Israelis know from their horrible experiences with terrorism that “three dead” is only one part of a story of lost limbs, suffering— individual and national tragedy. The targeting of innocent runners and bystanders on Patriots’ Day seems calculated to inflict not just maximum casualties, but to wound the soul of America.
We should feel hate towards the perpetrator. We should hate evil and those who are its torch-bearers. “He who is kind to the cruel will end up being cruel to the kind”, was the pithy observation of the Talmudic rabbis. This person has not committed one evil but a few hundred evils. There will be a thousand and one nights of people in pain—of mourning families, those who lost limbs and those who “only” got shrapnel shooting through their bodies.
A country will change because of him (or them). Millions will be more scared; billions more will be spent on security. The tragic litany of pain will be so disproportionate—a single man (possibly) and a few thousand dollars affecting thousands directly and a few hundred million indirectly forever. Such is the easy destruction of evil—it can pull the carefully built house of civilization down from any angle. A thousand years of building all vaporized by one Kim Il Sung’s madness; an entire civilization attacked by a new ideology of insanity—Nazism, Communism, Muslim fundamentalism—or just the madness of one lonely person living in the mountains. We are comforted by the fact of their madness: They kill senselessly. Therefore they are mad. And that is why they kill.
But it is not so. The Holocaust showed how hundreds of thousands of ordinary Germans could become animal killers. So did Rwanda, so did the Cultural Revolution in China. We are surely now on the side of Thomas Hobbes who stated that, left to his own devices (without the restraint of the state) the life of man would be “nasty, brutish and short”. The Torah Sages knew this 1600 years before when they state in Ethics of our Fathers: Pray for the welfare of the state, for if not for it, a man will swallow his neighbor whole.”
It is never easy to get into the mind of a truly evil person. Hannah Arendt tried to do so at the Eichmann trial in Jerusalem (1961). Her “banality of evil”—that the evil person is essentially mundane, is hotly discussed to this day. The word “senseless” will surely be used many times over the next few weeks.
We will say that we will come out stronger; but will we come out more moral? We will rage on and speak bravely of bringing to justice the perpetrators. But will we produce a new plan so that civilization produces more goodness and less evil? We need to destroy evil by fighting it but also by modeling the alternative. We need to show the world that ordinary man is capable of being exceptional in his kindness, in his honesty, in his moral and spiritual stature.

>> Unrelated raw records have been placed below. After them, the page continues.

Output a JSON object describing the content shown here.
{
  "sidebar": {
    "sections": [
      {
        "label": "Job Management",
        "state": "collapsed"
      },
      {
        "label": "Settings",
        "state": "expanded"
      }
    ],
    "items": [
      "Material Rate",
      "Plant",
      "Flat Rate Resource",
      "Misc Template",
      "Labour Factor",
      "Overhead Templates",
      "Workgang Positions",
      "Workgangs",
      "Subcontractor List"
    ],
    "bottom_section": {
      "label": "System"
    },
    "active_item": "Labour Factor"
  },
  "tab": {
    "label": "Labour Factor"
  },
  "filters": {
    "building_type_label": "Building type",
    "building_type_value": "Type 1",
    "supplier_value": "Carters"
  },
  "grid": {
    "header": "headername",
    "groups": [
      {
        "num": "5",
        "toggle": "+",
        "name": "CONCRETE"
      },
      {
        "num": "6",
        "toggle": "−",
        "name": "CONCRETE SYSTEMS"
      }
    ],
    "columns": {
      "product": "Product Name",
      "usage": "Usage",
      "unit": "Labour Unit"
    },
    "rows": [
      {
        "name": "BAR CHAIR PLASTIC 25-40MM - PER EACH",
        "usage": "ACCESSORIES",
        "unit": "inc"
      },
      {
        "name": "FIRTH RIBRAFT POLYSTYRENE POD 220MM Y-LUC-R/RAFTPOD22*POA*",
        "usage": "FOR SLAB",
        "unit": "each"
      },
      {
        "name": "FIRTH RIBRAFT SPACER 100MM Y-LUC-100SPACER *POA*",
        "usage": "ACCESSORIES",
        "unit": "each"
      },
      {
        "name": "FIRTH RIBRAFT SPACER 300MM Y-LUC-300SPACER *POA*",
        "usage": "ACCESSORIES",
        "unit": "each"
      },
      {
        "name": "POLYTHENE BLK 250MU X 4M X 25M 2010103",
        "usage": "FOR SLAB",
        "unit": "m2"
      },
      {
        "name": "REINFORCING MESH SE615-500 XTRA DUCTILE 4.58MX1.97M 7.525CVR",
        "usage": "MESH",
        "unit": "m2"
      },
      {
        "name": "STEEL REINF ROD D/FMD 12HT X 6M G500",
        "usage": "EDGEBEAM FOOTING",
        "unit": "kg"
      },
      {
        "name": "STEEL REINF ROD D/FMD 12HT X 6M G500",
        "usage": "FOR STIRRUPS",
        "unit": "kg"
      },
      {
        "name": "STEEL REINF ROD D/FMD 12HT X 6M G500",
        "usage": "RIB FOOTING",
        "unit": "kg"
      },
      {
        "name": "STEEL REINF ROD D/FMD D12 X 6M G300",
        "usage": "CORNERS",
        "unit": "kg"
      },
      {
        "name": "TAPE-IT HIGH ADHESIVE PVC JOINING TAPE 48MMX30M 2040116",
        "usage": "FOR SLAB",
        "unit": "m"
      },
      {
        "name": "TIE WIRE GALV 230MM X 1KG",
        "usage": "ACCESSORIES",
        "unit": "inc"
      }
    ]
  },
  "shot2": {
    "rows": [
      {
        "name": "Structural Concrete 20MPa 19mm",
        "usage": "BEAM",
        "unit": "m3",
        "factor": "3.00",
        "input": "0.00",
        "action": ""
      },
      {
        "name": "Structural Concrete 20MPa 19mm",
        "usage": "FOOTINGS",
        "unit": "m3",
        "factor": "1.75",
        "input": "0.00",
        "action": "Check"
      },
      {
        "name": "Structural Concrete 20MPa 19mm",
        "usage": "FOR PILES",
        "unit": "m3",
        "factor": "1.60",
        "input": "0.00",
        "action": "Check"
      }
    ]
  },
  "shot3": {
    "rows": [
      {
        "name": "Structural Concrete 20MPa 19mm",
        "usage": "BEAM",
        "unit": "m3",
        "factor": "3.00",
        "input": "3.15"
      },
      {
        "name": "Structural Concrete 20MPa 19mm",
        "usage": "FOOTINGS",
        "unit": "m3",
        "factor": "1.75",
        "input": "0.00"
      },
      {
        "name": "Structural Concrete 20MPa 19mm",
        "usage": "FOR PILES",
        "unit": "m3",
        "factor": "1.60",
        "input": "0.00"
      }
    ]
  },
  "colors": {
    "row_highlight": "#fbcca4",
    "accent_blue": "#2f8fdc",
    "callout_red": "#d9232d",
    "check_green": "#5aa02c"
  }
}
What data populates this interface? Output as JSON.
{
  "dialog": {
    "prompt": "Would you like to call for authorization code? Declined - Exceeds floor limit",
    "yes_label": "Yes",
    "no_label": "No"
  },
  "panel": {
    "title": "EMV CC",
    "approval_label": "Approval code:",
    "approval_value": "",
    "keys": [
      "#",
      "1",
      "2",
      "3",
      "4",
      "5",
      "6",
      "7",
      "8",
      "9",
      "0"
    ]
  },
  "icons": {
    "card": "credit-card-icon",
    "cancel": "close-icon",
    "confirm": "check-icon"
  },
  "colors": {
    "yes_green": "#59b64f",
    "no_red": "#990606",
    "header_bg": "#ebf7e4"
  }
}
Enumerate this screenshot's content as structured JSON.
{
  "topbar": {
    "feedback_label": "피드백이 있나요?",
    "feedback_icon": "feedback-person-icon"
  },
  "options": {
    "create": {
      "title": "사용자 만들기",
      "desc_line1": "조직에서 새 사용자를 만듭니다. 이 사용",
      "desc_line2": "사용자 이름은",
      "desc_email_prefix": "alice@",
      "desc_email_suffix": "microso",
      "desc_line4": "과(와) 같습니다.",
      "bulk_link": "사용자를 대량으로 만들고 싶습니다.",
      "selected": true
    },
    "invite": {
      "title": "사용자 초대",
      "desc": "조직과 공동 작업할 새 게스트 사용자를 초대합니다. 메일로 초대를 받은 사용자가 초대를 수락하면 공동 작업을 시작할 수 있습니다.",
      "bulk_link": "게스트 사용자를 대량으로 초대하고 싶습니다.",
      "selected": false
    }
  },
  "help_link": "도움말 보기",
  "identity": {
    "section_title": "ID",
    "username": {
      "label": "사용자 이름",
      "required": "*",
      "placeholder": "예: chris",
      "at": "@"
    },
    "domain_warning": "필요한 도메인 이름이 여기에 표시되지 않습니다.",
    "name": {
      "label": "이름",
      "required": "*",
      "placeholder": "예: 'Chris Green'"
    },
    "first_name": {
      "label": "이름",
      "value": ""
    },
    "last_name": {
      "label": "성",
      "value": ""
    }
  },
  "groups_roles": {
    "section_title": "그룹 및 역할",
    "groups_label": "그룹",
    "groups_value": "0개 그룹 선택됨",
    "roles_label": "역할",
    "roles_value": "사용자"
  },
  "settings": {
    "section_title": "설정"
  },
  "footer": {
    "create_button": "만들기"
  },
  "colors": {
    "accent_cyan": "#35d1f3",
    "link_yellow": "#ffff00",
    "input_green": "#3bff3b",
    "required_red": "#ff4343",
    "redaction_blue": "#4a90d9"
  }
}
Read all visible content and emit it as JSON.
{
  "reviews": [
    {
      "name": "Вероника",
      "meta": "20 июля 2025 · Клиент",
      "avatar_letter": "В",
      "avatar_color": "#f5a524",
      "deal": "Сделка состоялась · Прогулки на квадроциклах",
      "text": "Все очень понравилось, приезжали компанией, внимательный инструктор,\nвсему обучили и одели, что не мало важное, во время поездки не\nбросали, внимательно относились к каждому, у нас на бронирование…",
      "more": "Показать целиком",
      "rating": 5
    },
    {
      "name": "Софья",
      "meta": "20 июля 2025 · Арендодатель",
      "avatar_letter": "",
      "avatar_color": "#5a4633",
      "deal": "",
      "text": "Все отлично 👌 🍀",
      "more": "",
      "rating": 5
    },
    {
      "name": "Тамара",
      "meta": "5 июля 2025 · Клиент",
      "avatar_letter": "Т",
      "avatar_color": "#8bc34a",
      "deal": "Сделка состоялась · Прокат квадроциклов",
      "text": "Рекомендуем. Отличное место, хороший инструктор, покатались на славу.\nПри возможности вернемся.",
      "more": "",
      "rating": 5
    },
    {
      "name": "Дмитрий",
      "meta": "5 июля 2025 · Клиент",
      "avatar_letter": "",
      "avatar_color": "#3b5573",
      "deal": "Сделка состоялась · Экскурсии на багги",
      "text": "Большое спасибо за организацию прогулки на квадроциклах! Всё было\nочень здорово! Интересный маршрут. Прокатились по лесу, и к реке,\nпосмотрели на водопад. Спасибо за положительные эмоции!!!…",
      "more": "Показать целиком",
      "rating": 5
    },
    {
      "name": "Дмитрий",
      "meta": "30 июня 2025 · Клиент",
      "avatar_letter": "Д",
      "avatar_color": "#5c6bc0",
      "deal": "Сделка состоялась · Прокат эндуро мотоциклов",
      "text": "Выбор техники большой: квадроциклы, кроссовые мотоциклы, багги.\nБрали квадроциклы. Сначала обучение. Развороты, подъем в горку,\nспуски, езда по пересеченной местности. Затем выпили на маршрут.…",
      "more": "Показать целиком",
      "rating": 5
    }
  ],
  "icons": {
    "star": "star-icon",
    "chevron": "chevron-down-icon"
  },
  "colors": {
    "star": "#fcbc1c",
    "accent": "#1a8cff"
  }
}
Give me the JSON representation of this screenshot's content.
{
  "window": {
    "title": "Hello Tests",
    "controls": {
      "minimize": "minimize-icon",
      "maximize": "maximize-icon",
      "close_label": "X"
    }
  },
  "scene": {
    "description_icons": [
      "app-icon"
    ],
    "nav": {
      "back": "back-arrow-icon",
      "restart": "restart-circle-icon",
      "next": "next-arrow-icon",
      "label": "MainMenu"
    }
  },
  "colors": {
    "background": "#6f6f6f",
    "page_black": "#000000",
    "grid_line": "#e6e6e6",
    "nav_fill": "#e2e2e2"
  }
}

Judaism has a vision of man for the future. I believe in that vision; and it is from there that I draw my optimism about the inherent potential of man to be good. This should not be confused with naiveté. We cannot simply reach out and hug our enemies and think that they will respond to our love and become good. We should remember that as we add another day of infamy to our calendars. (Actually, Monday was already Israel Memorial Day, when Israelis remember their dead at the hands of those who would see us all dead.) And in remembering—and trying to feel the cauldron of suffering and pain that was inflicted—we should draw on our God-given inner souls and reach heights of human glory that had never before dreamed of!
photo via hahatango